Robotic hand can identify objects with just one grasp

Robotic hand can identify objects with just one grasp

April 14, 2023

Researchers at the Massachusetts Institute of Technology (MIT) have developed a robotic hand with three fingers, each with a rigid 3D-printed endoskeleton encased in a soft outer shell that has multiple high-resolution sensors embedded beneath its transparent silicon skin, enabling it to accurately identify an object with a single grasp.

Unlike other robotic hands that have sensors embedded in the fingertips, requiring multiple grips before an object can be identified, MIT's robotic hand has a pair of GelSight touch sensors embedded in the endoskeleton of each finger at the top and middle of the transparent skin. The sensors provide continuous sensing along the length of the finger, using a camera and LEDs to gather visual information about the object's shape. Each finger captures rich data about many parts of the object simultaneously and sends these images to a machine learning algorithm, which uses them as input to identify the object.

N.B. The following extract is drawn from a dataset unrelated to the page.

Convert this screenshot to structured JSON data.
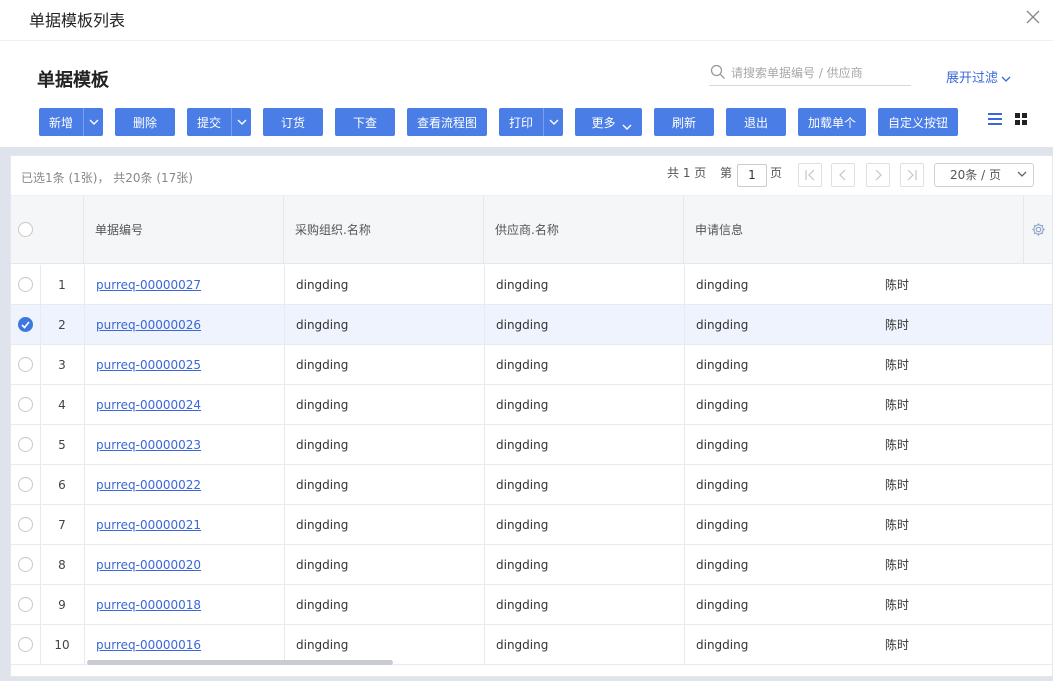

The researchers built two of the fingers of the robotic hand in a Y-pattern, with the third finger as an opposing thumb. Each finger has two cameras, so it can capture a total of six images in a single grip. The hand can obtain rich tactile data from a single grasp by using the tactile sensors that cover all its fingers.

"Having both soft and rigid elements is very important in any hand, but so is being able to do great sensing over a really large area, especially if we want to consider doing very complicated manipulation tasks like what our own hands can do. Our goal with this work was to combine all the things that make our human hands so good into a robotic finger that can do tasks that other robotic fingers can't currently do" - says Sandra Liu.

The challenges faced by the researchers after taking inspiration from the human hand and finger pattern is that the silicon used in covering the robotic hand could peel easily, however, the team has added small curves along the hinge between the joints in the endoskeleton to limit the peeling. They also added creases to the joint so that the silicon would not get squashed as much when the finger bends.